I'm a 40 something (er, ah, cough ,cough) arteest guy living in Southern California who just loves to draw and paint. Occasionally I get paid for it, which is a big help, as I would have less time at it doing anything else. I started off as an editorial illustrator working for newspapers and magazines in my early 20's (groan, so long, long ago…) for such clients as the New York Times, Village Voice, Mother Jones and National Law Journal. I really enjoyed the process of editorial illustration as it required the reading of all sorts of well-written work and the designing of a spot (or two when lucky enough) that would sum up the heart and soul of a writer's piece.
I eventually grew bored with that and moved on to comics where I was employed by DC/Marvel/First/Eclipse/Heavy Metal and a few others comic book publishers that have long since gone the way of the shadow realm in comics. I penciled the landmark Alpha Flight #106, which had the hero Northstar finally out himself during a battle, causing quite a ruckus with Marvel distributors down south (so I was told). The book sold out the first week and went into a second printing the following with a different colored cover, quite a shrewd marketing trick I thought then.
Went to work at image comics, and then eventually tried my hand at storyboarding for animation (New Adventures of Jonny Quest, etc) and then finally settled on liking live action a heckuva lot more.
I met jack Kirby several times and had excellent talks about the process of character and world creation in comic books.
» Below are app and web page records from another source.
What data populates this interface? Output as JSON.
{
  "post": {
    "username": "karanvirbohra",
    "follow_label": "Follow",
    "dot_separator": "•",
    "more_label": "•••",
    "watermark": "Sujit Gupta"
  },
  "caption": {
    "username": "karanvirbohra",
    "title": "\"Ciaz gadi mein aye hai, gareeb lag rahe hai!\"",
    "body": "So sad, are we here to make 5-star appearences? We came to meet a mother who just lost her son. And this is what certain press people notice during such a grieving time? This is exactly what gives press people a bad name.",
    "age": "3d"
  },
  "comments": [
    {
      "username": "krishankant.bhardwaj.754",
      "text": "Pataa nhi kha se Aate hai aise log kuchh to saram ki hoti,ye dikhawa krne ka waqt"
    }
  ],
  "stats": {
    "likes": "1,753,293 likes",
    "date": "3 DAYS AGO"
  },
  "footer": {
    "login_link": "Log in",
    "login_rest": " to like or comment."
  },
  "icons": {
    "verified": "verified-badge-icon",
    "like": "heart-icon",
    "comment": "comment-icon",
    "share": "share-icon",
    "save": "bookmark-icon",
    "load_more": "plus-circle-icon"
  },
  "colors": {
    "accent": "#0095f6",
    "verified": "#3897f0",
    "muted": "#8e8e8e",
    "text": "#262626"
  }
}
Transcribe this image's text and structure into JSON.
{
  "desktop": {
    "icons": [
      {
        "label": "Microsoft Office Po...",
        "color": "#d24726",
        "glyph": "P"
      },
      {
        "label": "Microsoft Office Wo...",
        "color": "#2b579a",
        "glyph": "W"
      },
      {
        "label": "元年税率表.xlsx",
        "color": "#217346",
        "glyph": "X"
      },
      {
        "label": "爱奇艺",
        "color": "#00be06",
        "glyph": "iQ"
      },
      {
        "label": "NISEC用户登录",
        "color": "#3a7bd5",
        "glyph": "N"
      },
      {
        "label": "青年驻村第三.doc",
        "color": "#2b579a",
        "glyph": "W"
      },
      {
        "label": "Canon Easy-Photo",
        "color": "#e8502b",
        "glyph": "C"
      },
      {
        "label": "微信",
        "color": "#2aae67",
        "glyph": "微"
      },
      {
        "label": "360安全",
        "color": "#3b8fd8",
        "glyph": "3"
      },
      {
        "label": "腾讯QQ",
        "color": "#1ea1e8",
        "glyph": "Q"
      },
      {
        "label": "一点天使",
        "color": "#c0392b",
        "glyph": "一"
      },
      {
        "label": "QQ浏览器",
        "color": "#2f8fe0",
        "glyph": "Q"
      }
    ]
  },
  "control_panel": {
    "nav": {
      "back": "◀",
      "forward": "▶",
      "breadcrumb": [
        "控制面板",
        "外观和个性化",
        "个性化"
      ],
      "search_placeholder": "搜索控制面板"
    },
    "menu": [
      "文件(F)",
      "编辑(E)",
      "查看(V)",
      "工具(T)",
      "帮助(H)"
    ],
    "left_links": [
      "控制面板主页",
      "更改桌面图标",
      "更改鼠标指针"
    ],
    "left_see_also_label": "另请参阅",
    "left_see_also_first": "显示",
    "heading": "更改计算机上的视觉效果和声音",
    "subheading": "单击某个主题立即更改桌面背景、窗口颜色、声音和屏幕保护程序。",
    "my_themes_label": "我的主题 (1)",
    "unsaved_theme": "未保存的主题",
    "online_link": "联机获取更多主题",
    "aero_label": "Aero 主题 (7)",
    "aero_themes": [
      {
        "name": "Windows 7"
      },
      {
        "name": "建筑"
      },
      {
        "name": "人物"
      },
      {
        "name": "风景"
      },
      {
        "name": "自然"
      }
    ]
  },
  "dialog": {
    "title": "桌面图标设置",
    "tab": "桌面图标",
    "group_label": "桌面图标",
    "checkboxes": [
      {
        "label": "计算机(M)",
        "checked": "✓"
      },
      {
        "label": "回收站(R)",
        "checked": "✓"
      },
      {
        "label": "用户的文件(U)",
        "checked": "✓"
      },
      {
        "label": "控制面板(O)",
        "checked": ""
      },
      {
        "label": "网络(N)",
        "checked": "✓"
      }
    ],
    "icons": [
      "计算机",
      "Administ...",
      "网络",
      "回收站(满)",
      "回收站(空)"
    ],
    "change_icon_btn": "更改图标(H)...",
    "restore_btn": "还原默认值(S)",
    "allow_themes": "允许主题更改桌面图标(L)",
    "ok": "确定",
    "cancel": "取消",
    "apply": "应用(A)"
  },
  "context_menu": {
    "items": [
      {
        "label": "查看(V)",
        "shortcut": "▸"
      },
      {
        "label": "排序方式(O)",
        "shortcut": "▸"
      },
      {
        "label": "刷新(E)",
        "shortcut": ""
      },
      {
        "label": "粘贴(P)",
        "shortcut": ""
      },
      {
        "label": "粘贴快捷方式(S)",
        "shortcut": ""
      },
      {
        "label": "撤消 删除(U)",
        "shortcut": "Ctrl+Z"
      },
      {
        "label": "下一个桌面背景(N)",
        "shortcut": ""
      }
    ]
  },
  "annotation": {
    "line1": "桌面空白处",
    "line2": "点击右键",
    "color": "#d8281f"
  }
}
I was lucky enough to meet and visit Jeff Jones also when younger and his sharing of Knowledge and advice (not to mention actually doing a painting from scratch for me!) was a tremendous boost in moving me along to better stuff. I spent a solid day with John Buscema also, another master artist and one of my all time favorite talent's, damn lucky enough to get some lessons and sage advice that have carried to this day. Mike Kaluta has always been a great inspiration in just how damn good an artist can be if he works hard enough at it. When I was a kid and then an adult/now he's never ceased to stop filling me with wonder and awe. I also had a great week with Boris Vallejo, fantasy artist par excellence and absolutely the most giving artist I have ever met. He let me spend a week standing behind him while he worked on several paintings, had company and made time for violin playing in-between!! As you can see I have always been a big fan and student of art and artist's. I'm sure it still stuns a few (especially when their younger) when I rant over them and their work how great I think it is/they are, ha ha. I think part of my fun of being an artist is never quite growing up, thank god my wife ties my shoes for me in the morning!
Mark, looking at your website, your work has a sci-fi slant. What draws you to this genre?
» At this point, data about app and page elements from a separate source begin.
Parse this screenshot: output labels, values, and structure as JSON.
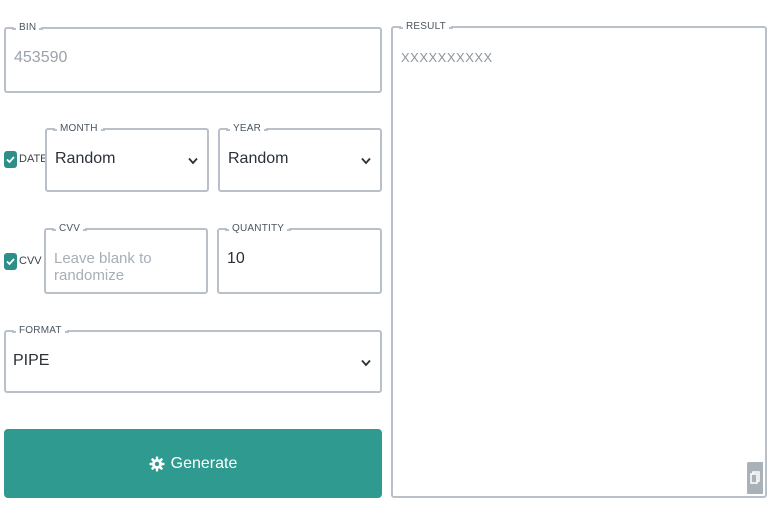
{
  "bin": {
    "label": "BIN",
    "value": "453590"
  },
  "date": {
    "label": "DATE",
    "checked": true
  },
  "month": {
    "label": "MONTH",
    "value": "Random"
  },
  "year": {
    "label": "YEAR",
    "value": "Random"
  },
  "cvv_toggle": {
    "label": "CVV",
    "checked": true
  },
  "cvv": {
    "label": "CVV",
    "placeholder": "Leave blank to randomize"
  },
  "quantity": {
    "label": "QUANTITY",
    "value": "10"
  },
  "format": {
    "label": "FORMAT",
    "value": "PIPE"
  },
  "generate": {
    "label": "Generate",
    "icon": "gear-icon"
  },
  "result": {
    "label": "RESULT",
    "value": "XXXXXXXXXX",
    "copy_icon": "copy-icon"
  },
  "colors": {
    "accent": "#2e9a90",
    "border": "#b9c0c7"
  }
}
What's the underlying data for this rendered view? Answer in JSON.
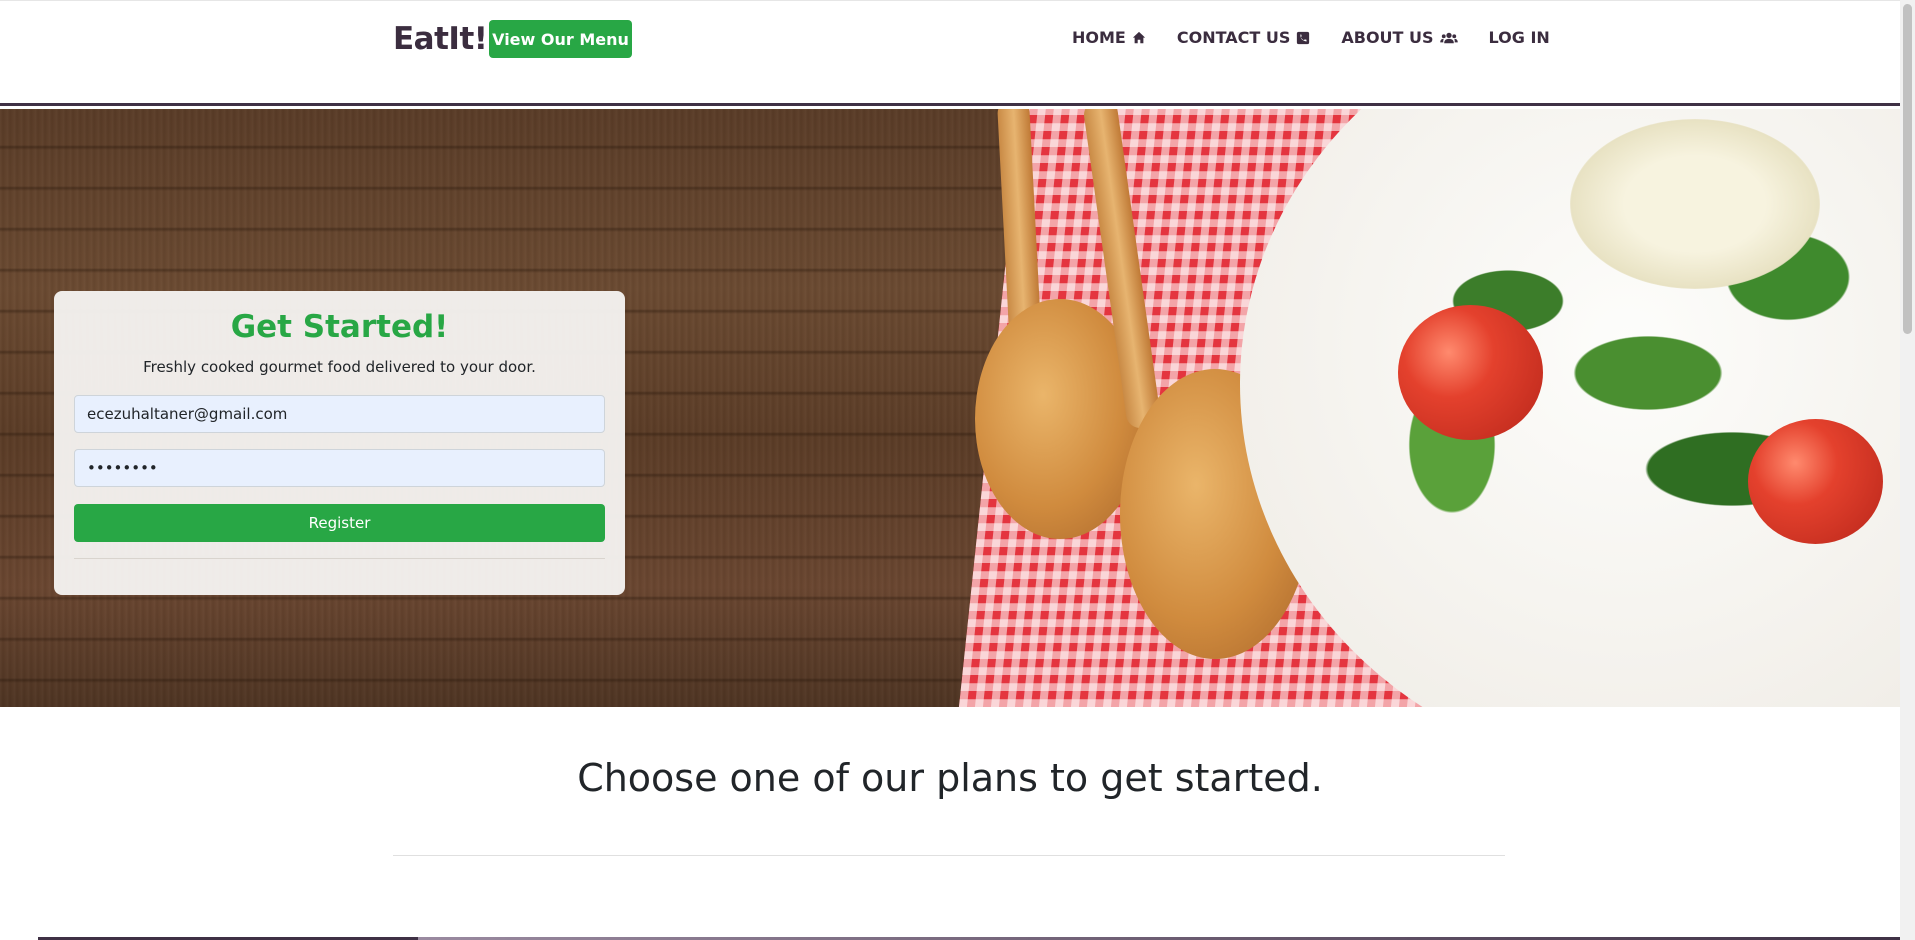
{
  "navbar": {
    "brand": "EatIt!",
    "menu_button": "View Our Menu",
    "links": [
      {
        "label": "HOME",
        "icon": "home-icon"
      },
      {
        "label": "CONTACT US",
        "icon": "phone-icon"
      },
      {
        "label": "ABOUT US",
        "icon": "users-icon"
      },
      {
        "label": "LOG IN",
        "icon": ""
      }
    ]
  },
  "signup": {
    "title": "Get Started!",
    "subtitle": "Freshly cooked gourmet food delivered to your door.",
    "email_value": "ecezuhaltaner@gmail.com",
    "password_value": "••••••••",
    "register_label": "Register"
  },
  "plans": {
    "heading": "Choose one of our plans to get started."
  },
  "colors": {
    "accent": "#28a745",
    "brand_text": "#3b2d3f",
    "input_bg": "#e8f0fe"
  }
}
As far as the sci-fi slant, hmm... I guess I've always loved the genre. Sword and sorcery, horror and even humor are fun stuff but the thing with sci-fi has always been about the possibilities, the tomorrows, and the chances of the future taking a turn one way or another. And of course how the human spirit will raise to the occasion to confront it or flee from it. I really loved Blade runner, Gattaca, Lost in Space (the TV show, hee hee) and even watching the news today gives me such a great rush of ideas that I'm hard pressed to think it's really just the days' reality I'm watching.
What goes into storyboarding a movie like MINORITY REPORT? What sort of guidelines do you have to follow other than the script?
Storyboards for Minority Report were done for the second unit; pick up shots I believe and the trailer. The film was already in the can but they needed, and were able to revisit a few scenes. I came in at that point and found the work very fun and interesting. We worked on a few special effects and redo's and several versions of the trailer which all seemed vastly cool at the time to me. My direction was usually verbal and as I drew pretty fast they would usually see what they trying to say before the told me.
You were also the creature designer for DEEP RISING. Which do you prefer and why-the storyboarding or the conceptual design work?
Creature design work (Deep Rising) is another interesting discipline. I worked months on the creature and also did several key boards for the reveal of the creature and the effects of it voracious appetite, loll. That movie made me appreciate the study and drawing of animals and real anatomy like no class ever did. I even had books for forensic study to better understand and draw the destruction of human bodies/bone and tissue for some scenes. I wont, lie, the first few days of flipping open those books I would have to leave the drawing room and go for walks every few hours to stem the nausea!
What is WORLD'S FINEST?
Worlds Finest is the newest and latest short film by maestro director Sandy Collora.
He made a Batman short last year called DEADEND, and this was a follow up of sorts with the addition of Superman and all the favorite characters we know from the books/storyline. His dad played Perry White and was just perfect! I got to be one of Lex Luthor's bodyguards in addition to drawing with Sandy the boards for the film. Working and watching him was another great lesson in art and storytelling I won't ever forget.
What are you currently working on?
Currently, that I can talk about (I'm working in a somewhat hush hush environment, non disclosure forms are singed as frequently as lunch checks out here, and sadly much of my best work won't be seen for quite a long time.) is commercial boards for either pitching a concept/product or for helping the director/crew block in the shots. I've got a few commercials running now on TV and those are fun to see. It's a collaborative effort and it's really quite cool to see how the things eventually work themselves out and play on the screen. I never quite now myself until then, lol.